"Sometimes you'd miss home, but I was mostly excited," he said. "It was always fun for me. You had a lot of coaches that knew what they were doing. A lot of players are really fast, it's a fast-paced league with a lot of speed. It was a great opportunity to play against some of the best players in America."
As his initial season in Detroit was winding down in 2018, he was hearing from Western Hockey League teams who had interest in possibly selecting him in the league's spring Bantam Draft (which focuses on players who have completed their 14-year-old season). One of those teams was the Thunderbirds.
As draft day came, Sanders parked in front of a laptop at his father's office to watch the draft unfold. In the ninth round, the Thunderbirds selected him, and he quickly signed.

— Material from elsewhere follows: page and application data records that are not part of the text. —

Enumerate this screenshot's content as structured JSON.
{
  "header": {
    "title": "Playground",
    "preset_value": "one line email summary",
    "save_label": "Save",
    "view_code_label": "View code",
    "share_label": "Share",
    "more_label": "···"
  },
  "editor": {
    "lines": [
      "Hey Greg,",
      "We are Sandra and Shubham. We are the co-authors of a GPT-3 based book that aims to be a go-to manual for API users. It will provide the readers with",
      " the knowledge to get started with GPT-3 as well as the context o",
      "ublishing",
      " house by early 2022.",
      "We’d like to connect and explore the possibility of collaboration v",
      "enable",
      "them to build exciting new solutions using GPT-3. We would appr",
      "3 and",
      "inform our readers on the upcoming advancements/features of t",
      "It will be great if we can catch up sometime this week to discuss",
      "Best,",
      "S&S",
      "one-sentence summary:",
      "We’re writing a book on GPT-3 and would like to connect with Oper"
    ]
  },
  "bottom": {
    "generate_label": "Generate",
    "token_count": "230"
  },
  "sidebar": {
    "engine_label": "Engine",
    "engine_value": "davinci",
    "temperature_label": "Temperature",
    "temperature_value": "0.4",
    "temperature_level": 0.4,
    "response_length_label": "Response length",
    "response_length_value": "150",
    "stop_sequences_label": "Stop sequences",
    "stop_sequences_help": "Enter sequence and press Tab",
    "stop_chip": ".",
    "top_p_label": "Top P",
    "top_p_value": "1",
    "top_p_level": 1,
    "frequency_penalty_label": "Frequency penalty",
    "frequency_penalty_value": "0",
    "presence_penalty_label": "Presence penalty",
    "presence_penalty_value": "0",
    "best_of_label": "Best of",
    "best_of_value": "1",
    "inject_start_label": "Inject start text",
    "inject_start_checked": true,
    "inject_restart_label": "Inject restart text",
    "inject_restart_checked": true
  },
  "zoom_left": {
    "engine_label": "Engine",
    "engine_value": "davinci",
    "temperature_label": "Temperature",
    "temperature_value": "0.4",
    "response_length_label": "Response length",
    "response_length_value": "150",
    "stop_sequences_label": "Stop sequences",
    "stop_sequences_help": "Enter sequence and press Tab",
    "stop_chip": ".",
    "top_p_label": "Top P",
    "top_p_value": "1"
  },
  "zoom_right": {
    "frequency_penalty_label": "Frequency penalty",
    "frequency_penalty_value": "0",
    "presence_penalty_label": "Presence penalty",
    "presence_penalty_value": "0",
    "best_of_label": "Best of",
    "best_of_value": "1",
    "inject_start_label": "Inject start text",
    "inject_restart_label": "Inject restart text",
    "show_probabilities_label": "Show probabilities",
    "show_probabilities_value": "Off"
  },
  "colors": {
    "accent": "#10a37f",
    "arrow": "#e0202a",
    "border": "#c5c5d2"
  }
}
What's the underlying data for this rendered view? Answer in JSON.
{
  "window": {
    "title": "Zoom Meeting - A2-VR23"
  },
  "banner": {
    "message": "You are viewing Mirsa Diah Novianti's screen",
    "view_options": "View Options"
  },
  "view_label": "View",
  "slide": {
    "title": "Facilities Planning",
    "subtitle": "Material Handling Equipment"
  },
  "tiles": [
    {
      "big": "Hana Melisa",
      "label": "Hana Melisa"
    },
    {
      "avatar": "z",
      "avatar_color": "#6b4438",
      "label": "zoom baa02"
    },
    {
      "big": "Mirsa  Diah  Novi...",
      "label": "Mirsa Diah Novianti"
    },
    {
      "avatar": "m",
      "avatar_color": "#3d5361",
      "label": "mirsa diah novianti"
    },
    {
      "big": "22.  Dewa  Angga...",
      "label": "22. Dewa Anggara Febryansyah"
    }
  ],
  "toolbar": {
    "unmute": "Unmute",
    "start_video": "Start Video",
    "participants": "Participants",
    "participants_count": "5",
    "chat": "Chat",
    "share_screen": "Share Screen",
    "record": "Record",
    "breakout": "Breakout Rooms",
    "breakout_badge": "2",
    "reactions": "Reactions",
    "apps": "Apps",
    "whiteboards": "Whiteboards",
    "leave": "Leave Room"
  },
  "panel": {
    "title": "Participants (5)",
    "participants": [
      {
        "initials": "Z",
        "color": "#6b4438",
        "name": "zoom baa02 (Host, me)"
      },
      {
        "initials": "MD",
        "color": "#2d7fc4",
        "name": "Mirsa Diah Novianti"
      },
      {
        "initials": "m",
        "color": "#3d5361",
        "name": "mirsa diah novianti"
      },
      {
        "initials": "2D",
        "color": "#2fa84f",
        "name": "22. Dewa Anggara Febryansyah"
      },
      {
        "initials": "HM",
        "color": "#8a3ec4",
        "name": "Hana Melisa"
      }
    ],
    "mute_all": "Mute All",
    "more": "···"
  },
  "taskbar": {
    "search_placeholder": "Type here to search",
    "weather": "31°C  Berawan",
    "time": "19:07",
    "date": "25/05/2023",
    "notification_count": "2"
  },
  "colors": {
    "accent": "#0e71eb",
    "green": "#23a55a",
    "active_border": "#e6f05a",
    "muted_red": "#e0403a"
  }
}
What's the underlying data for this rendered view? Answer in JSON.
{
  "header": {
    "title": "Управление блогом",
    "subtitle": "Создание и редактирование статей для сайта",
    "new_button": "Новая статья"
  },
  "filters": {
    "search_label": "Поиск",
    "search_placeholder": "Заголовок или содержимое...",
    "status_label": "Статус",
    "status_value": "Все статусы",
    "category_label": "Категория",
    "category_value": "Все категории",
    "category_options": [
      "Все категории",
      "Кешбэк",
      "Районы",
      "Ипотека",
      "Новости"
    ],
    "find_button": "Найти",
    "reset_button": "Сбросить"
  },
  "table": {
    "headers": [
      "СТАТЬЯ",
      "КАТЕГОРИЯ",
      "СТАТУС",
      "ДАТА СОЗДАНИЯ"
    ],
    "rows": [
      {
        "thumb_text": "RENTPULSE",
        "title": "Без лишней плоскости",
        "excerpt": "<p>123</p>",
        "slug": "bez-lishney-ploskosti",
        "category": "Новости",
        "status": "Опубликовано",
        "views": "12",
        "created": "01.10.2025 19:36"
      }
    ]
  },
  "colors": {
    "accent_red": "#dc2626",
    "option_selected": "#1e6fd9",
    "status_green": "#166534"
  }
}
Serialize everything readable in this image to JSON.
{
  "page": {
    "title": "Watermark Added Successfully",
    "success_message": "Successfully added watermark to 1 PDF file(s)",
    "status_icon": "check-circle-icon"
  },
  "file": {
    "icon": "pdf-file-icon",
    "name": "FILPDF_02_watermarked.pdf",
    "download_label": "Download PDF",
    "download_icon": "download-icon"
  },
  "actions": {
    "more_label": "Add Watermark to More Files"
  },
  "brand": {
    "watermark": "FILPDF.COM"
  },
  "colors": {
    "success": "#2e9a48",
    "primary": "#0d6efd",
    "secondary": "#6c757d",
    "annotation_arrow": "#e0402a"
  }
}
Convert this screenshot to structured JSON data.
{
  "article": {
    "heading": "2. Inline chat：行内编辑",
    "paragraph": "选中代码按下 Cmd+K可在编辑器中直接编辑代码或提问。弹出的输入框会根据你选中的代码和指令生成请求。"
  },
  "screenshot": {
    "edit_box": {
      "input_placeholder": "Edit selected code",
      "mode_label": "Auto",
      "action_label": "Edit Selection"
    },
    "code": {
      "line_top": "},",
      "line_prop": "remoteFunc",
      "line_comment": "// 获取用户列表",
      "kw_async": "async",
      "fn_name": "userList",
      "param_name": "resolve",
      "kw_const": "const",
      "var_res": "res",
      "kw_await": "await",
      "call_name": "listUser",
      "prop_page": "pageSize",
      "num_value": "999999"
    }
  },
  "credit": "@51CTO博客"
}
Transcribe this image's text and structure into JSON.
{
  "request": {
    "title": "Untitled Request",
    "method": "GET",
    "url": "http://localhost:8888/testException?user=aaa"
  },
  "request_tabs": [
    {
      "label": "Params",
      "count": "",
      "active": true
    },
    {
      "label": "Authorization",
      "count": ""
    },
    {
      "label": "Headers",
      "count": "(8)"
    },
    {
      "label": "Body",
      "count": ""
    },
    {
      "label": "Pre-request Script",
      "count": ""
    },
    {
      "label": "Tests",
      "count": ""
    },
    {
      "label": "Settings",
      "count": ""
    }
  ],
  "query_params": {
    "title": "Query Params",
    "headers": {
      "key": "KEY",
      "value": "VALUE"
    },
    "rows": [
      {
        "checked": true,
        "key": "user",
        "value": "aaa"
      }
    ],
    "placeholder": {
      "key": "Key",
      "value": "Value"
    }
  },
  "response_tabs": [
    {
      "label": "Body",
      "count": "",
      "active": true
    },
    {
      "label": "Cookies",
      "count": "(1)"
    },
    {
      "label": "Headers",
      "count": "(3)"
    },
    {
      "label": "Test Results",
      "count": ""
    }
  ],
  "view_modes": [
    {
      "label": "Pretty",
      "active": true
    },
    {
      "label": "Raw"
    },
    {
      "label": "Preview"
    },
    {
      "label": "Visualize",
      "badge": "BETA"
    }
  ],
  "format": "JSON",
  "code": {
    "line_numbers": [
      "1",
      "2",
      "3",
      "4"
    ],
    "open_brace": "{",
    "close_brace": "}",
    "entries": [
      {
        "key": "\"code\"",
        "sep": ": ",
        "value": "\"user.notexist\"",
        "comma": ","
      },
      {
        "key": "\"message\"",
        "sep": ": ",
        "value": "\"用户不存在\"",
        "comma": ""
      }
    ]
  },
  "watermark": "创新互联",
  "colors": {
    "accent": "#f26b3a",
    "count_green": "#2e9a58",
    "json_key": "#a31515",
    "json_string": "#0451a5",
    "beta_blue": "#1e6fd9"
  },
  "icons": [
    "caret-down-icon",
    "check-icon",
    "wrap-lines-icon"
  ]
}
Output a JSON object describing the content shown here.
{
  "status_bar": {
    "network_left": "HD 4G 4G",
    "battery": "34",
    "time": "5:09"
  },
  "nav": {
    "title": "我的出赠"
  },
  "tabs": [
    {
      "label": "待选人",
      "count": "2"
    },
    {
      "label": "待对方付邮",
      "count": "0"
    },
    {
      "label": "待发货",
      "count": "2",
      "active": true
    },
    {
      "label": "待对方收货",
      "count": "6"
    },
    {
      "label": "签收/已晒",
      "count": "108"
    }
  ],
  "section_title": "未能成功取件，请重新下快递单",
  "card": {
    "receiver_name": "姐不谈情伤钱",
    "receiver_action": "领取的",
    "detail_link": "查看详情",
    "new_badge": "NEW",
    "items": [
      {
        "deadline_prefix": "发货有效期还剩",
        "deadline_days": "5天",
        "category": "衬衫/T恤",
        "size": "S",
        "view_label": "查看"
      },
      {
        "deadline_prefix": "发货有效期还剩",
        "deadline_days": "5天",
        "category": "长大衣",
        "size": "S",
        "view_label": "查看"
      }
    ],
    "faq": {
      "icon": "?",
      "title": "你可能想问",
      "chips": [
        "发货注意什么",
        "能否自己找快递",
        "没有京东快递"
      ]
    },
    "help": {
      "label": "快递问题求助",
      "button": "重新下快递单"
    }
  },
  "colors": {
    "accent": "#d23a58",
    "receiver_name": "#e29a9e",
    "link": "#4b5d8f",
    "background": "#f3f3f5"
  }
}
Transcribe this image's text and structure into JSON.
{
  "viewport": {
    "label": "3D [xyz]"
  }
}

Sanders' Seattle debut was delayed when he suffered a lower-body injury in the team's first preseason game, causing him to miss most of the WHL's first half of the season. He got back on the ice for a New Year's Eve game against the Portland Winterhawks. Four games later, he scored his first WHL goal.
"It was just an unreal feeling," Sanders says of the goal. "Nothing like I'd ever experienced before. I put [the puck] in a case and it's in that case right now."
Sanders played 24 games with Seattle and quickly became a home-crowd favorite. Being a local player helps, but the way he plays is a bigger factor. He skates at a fast pace and shows no fear in throwing a big hit or two.
Sanders is looking forward to improving all aspects of his game as he looks ahead to his second WHL season in the fall. As hockey grows in the Seattle area, Sanders is the latest local player suiting up for a Puget Sound WHL team. He joins Seattle native Brendan Lee in Everett with the Silvertips as locals who were able to stay home to play at the next level. One of NHL Seattle's most important missions is to support regional youth hockey to grow love of the sport plus create more opportunities for top male and female players to stay home while competing at high levels.
Sanders would love to see more players follow suit.
"I think hopefully if I can make a little bit of an impact here and spread some awareness of the WHL and what it's about," he said. "Maybe more kids will be interested in the league."